Northside senior changes directions for the better

In the middle of his high school career, Northside senior Blake Eason chose a different road, and it’s made all the difference.

Eason will graduate with a 3.0 grade-point average on his way to Kennesaw State, but just a couple years ago, he was on the fast track to alternative school.

“Sophomore year was, by far, my worst year in high school,” Eason said. “I was in the office every other week it seemed like.”

The trouble actually began his freshman year. Trying to fit in, he got involved with a group of friends that enabled disruptive behavior.

He didn’t get in much trouble in the ninth grade, but the next school year, Eason began to disrupt class and “just not do the right thing” to the point that he required discipline.

“Eventually, the little stuff adds up to big stuff over time,” he said.

That led to a “behavior contract” in the second semester of Eason’s sophomore year, which meant he had to follow a set of behavior guidelines or risk being sent to Crossroads, Houston County’s alternative school.

“That was kind of like an eye-opener to me,” he said.

At the same time, Eason’s home situation was far from stable. He had been moved to live with his father by the Department of Family and Child Services because his mother, Paige Eason, was battling an addiction.

“My whole world spun out of control,” she said. “Once I lost him, I made up my mind to go to rehab.”

Eason didn’t fault his father, Bucky Eason, but said he wasn’t aware of everything that was going on at school. His mother’s strength served as an inspiration.

“If she can go get rid of this addiction ... the littlest thing I can do for her is do well in school,” he said.
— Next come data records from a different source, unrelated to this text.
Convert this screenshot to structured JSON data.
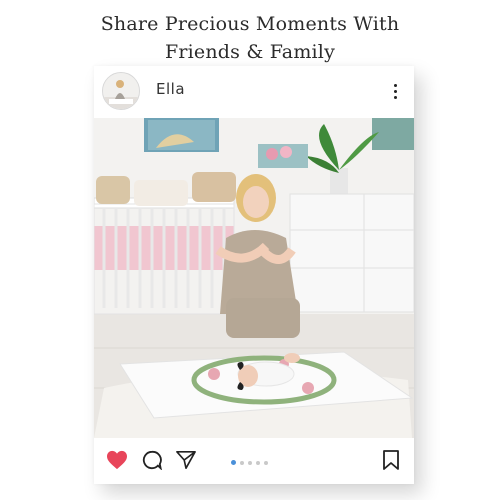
{
  "headline": {
    "line1": "Share Precious Moments With",
    "line2": "Friends & Family"
  },
  "post": {
    "username": "Ella",
    "carousel": {
      "total": 5,
      "active_index": 0
    }
  },
  "colors": {
    "like_red": "#e8455a",
    "carousel_active": "#4a90d9",
    "carousel_inactive": "#c9c9c9",
    "icon_dark": "#222222"
  },
  "icons": {
    "like": "heart-icon",
    "comment": "comment-icon",
    "share": "send-icon",
    "save": "bookmark-icon",
    "more": "more-vertical-icon"
  }
}
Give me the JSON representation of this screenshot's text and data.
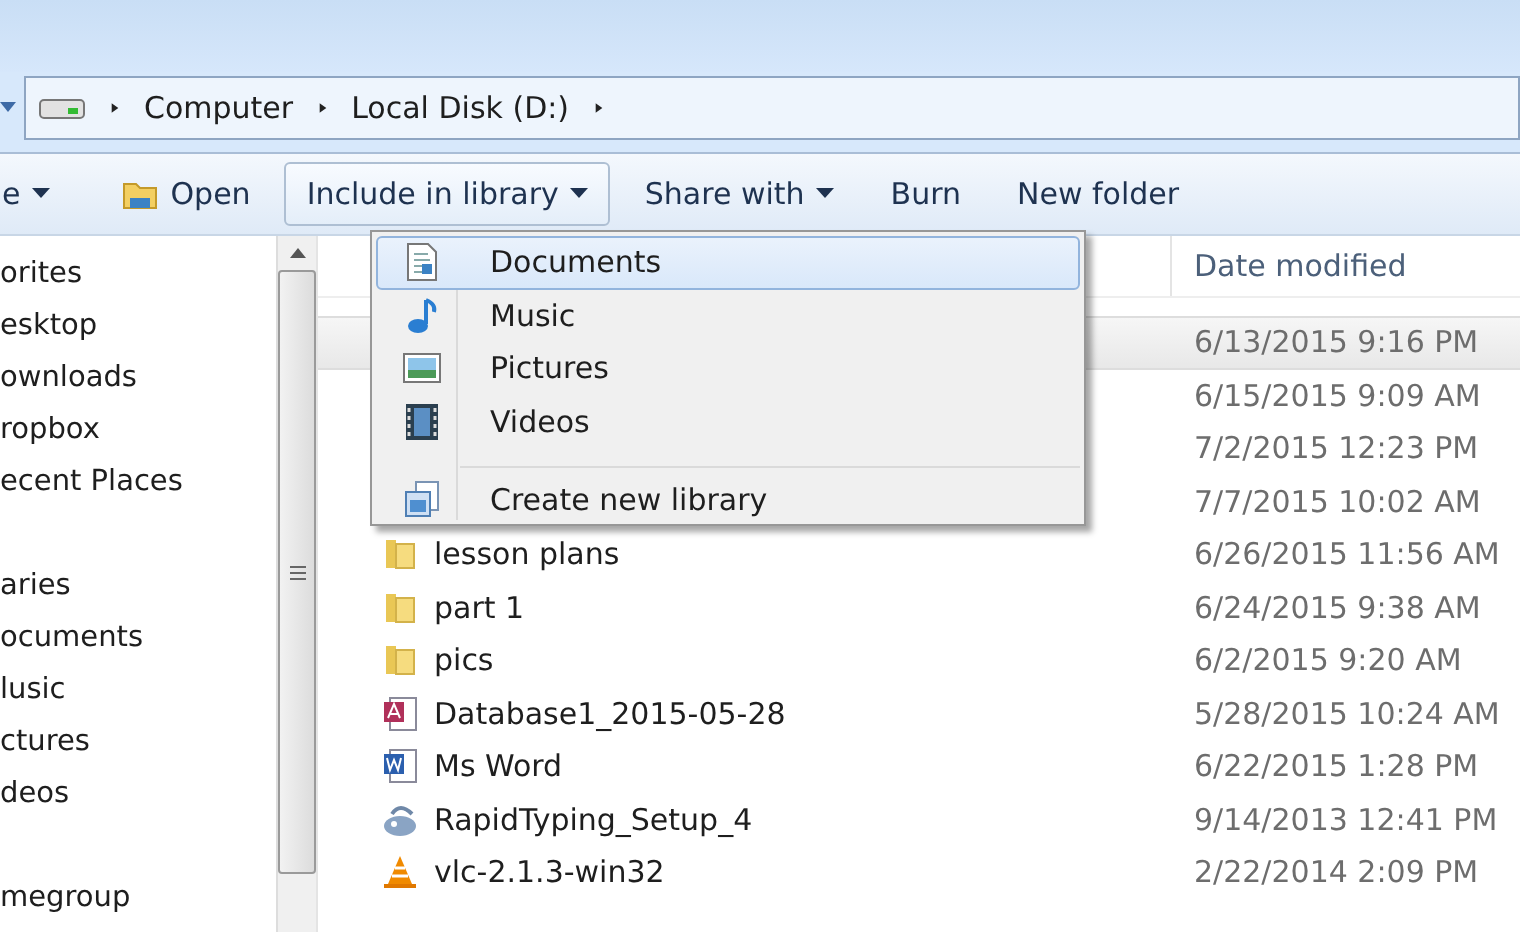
{
  "address_bar": {
    "crumbs": [
      {
        "label": "Computer"
      },
      {
        "label": "Local Disk (D:)"
      }
    ]
  },
  "toolbar": {
    "items": [
      {
        "kind": "menu",
        "label": "e",
        "selected": false
      },
      {
        "kind": "open",
        "label": "Open",
        "selected": false
      },
      {
        "kind": "menu",
        "label": "Include in library",
        "selected": true
      },
      {
        "kind": "menu",
        "label": "Share with",
        "selected": false
      },
      {
        "kind": "plain",
        "label": "Burn",
        "selected": false
      },
      {
        "kind": "plain",
        "label": "New folder",
        "selected": false
      }
    ]
  },
  "nav_pane": {
    "groups": [
      {
        "items": [
          "orites",
          "esktop",
          "ownloads",
          "ropbox",
          "ecent Places"
        ]
      },
      {
        "items": [
          "aries",
          "ocuments",
          "lusic",
          "ctures",
          "deos"
        ]
      },
      {
        "items": [
          "megroup"
        ]
      }
    ]
  },
  "file_list": {
    "columns": [
      {
        "label": "Date modified"
      }
    ],
    "rows": [
      {
        "date": "6/13/2015 9:16 PM",
        "selected": true
      },
      {
        "date": "6/15/2015 9:09 AM",
        "selected": false
      },
      {
        "date": "7/2/2015 12:23 PM",
        "selected": false
      },
      {
        "date": "7/7/2015 10:02 AM",
        "selected": false
      },
      {
        "kind": "folder",
        "name": "lesson plans",
        "date": "6/26/2015 11:56 AM",
        "selected": false
      },
      {
        "kind": "folder",
        "name": "part 1",
        "date": "6/24/2015 9:38 AM",
        "selected": false
      },
      {
        "kind": "folder",
        "name": "pics",
        "date": "6/2/2015 9:20 AM",
        "selected": false
      },
      {
        "kind": "access",
        "name": "Database1_2015-05-28",
        "date": "5/28/2015 10:24 AM",
        "selected": false
      },
      {
        "kind": "word",
        "name": "Ms Word",
        "date": "6/22/2015 1:28 PM",
        "selected": false
      },
      {
        "kind": "setup",
        "name": "RapidTyping_Setup_4",
        "date": "9/14/2013 12:41 PM",
        "selected": false
      },
      {
        "kind": "vlc",
        "name": "vlc-2.1.3-win32",
        "date": "2/22/2014 2:09 PM",
        "selected": false
      }
    ]
  },
  "library_menu": {
    "items": [
      {
        "kind": "documents",
        "label": "Documents",
        "selected": true
      },
      {
        "kind": "music",
        "label": "Music",
        "selected": false
      },
      {
        "kind": "pictures",
        "label": "Pictures",
        "selected": false
      },
      {
        "kind": "videos",
        "label": "Videos",
        "selected": false
      },
      {
        "kind": "new-library",
        "label": "Create new library",
        "selected": false
      }
    ]
  }
}
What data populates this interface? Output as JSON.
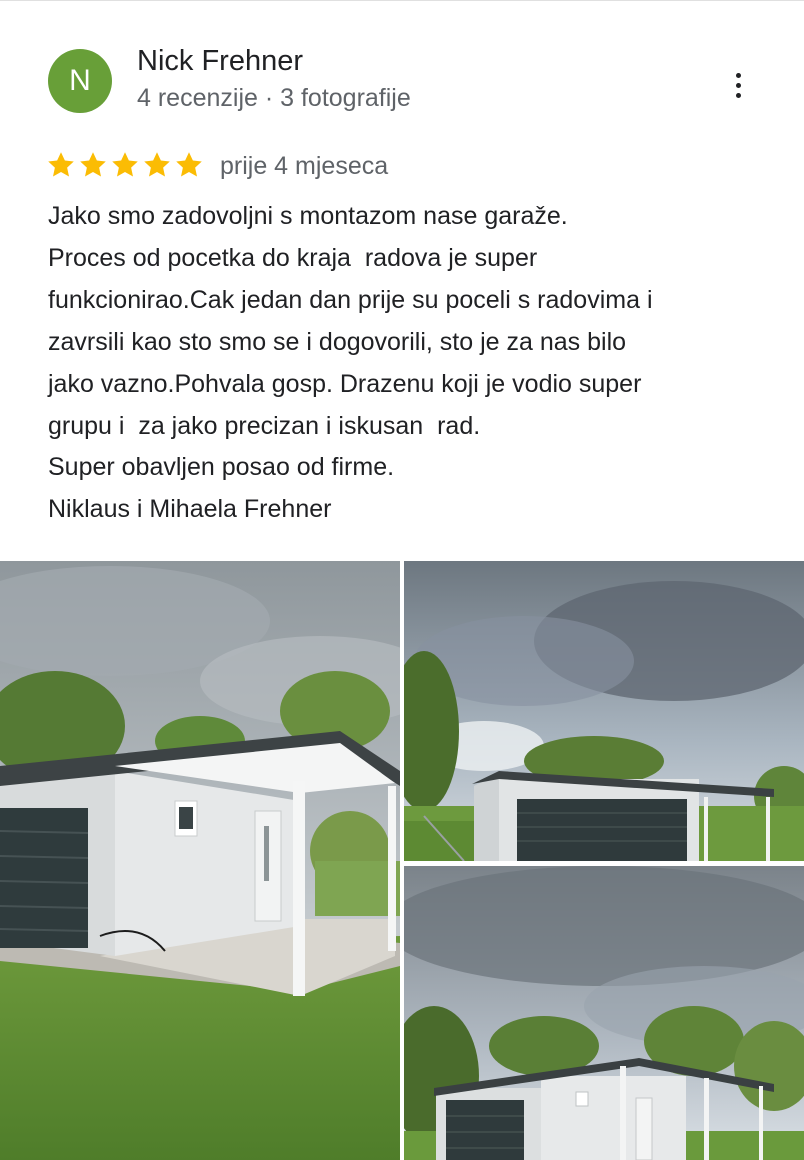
{
  "reviewer": {
    "avatar_initial": "N",
    "avatar_color": "#689f38",
    "name": "Nick Frehner",
    "meta": "4 recenzije · 3 fotografije"
  },
  "menu": {
    "icon": "more-vert-icon"
  },
  "review": {
    "rating": 5,
    "rating_max": 5,
    "star_color": "#fbbc04",
    "date": "prije 4 mjeseca",
    "lines": [
      "Jako smo zadovoljni s montazom nase garaže.",
      "Proces od pocetka do kraja  radova je super",
      "funkcionirao.Cak jedan dan prije su poceli s radovima i",
      "zavrsili kao sto smo se i dogovorili, sto je za nas bilo",
      "jako vazno.Pohvala gosp. Drazenu koji je vodio super",
      "grupu i  za jako precizan i iskusan  rad.",
      "Super obavljen posao od firme.",
      "Niklaus i Mihaela Frehner"
    ]
  },
  "photos": [
    {
      "subject": "garage-with-carport-close"
    },
    {
      "subject": "garage-wide-view"
    },
    {
      "subject": "garage-side-view"
    }
  ]
}
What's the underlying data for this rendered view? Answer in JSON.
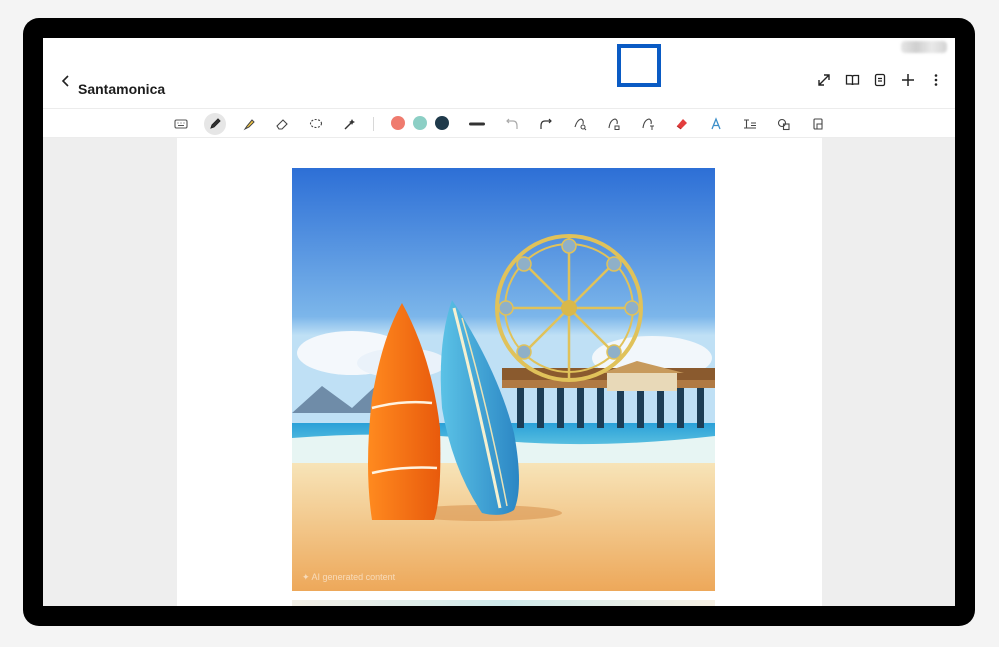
{
  "header": {
    "title": "Santamonica",
    "back_icon": "chevron-left-icon",
    "actions": [
      "expand-icon",
      "book-icon",
      "page-list-icon",
      "plus-icon",
      "more-vertical-icon"
    ]
  },
  "toolbar": {
    "tools": [
      "keyboard-icon",
      "pen-icon",
      "highlighter-icon",
      "eraser-icon",
      "lasso-icon",
      "magic-icon"
    ],
    "colors": [
      "#ef7b6e",
      "#8ccfc5",
      "#1f3a4b"
    ],
    "actions": [
      "line-width-icon",
      "undo-icon",
      "redo-icon",
      "pen-search-icon",
      "shape-lock-icon",
      "shape-text-icon",
      "red-eraser-icon",
      "text-style-icon",
      "text-box-icon",
      "shapes-icon",
      "lock-icon"
    ],
    "selected_tool": "red-eraser-icon"
  },
  "content": {
    "image_description_icon": "beach-surfboards-ferris-wheel-image"
  },
  "colors": {
    "accent": "#0a5bc4",
    "highlight_red": "#e33d3d"
  }
}
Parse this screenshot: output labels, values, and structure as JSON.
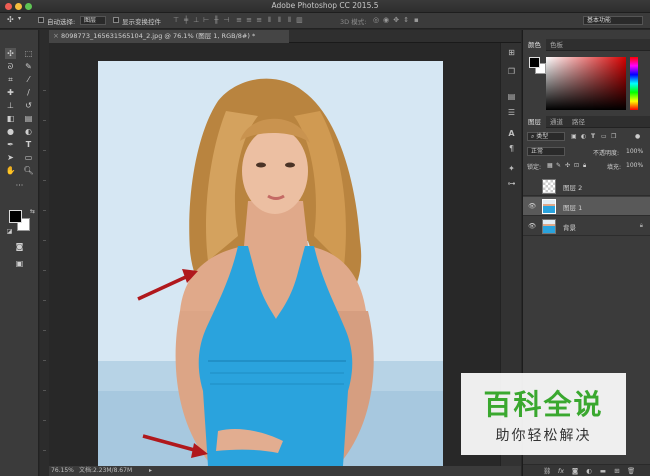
{
  "window": {
    "title": "Adobe Photoshop CC 2015.5"
  },
  "options_bar": {
    "auto_select_label": "自动选择:",
    "auto_select_value": "图层",
    "show_transform_label": "显示变换控件",
    "mode_3d_label": "3D 模式:",
    "workspace": "基本功能"
  },
  "document": {
    "tab_title": "8098773_165631565104_2.jpg @ 76.1% (图层 1, RGB/8#) *"
  },
  "status": {
    "zoom": "76.15%",
    "doc_size": "文档:2.23M/8.67M"
  },
  "panels": {
    "color_tabs": [
      "颜色",
      "色板"
    ],
    "layer_tabs": [
      "图层",
      "通道",
      "路径"
    ],
    "filter_kind": "类型",
    "blend_mode": "正常",
    "opacity_label": "不透明度:",
    "opacity_value": "100%",
    "lock_label": "锁定:",
    "fill_label": "填充:",
    "fill_value": "100%",
    "layers": [
      {
        "name": "图层 2",
        "visible": false,
        "selected": false
      },
      {
        "name": "图层 1",
        "visible": true,
        "selected": true
      },
      {
        "name": "背景",
        "visible": true,
        "selected": false,
        "locked": true
      }
    ]
  },
  "watermark": {
    "title": "百科全说",
    "subtitle": "助你轻松解决"
  },
  "colors": {
    "accent_red": "#b0181c",
    "swimsuit": "#2aa3dd",
    "watermark_green": "#3aa82f"
  }
}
Eason got a job and also got involved in school. He joined organizations and won a class office. An early highlight was getting a lead role in Northside’s state championship One Act production of “The Music Man.”

“That was a confidence booster,” he said. “If I just put forth the effort, good things can happen.”

Then in March, the former troublemaker was crowned Mr. Northside, an accolade he described as “the big thing as a senior guy” at the school.

“I thought that was pretty cool with the background that I have,” he said.

Eason wants to study to be a math teacher, with the goal of becoming an assistant principal who handles discipline cases. He thinks his own struggles will help him identify with students.

His mom was pleased that he chose to take the higher road for himself.

“I’m so proud of him and the decisions that he makes,” she said. “The things I did, I don’t think he wanted to go down that path.”

To contact writer Jeremy Timmerman, call 744-4331.

  Comments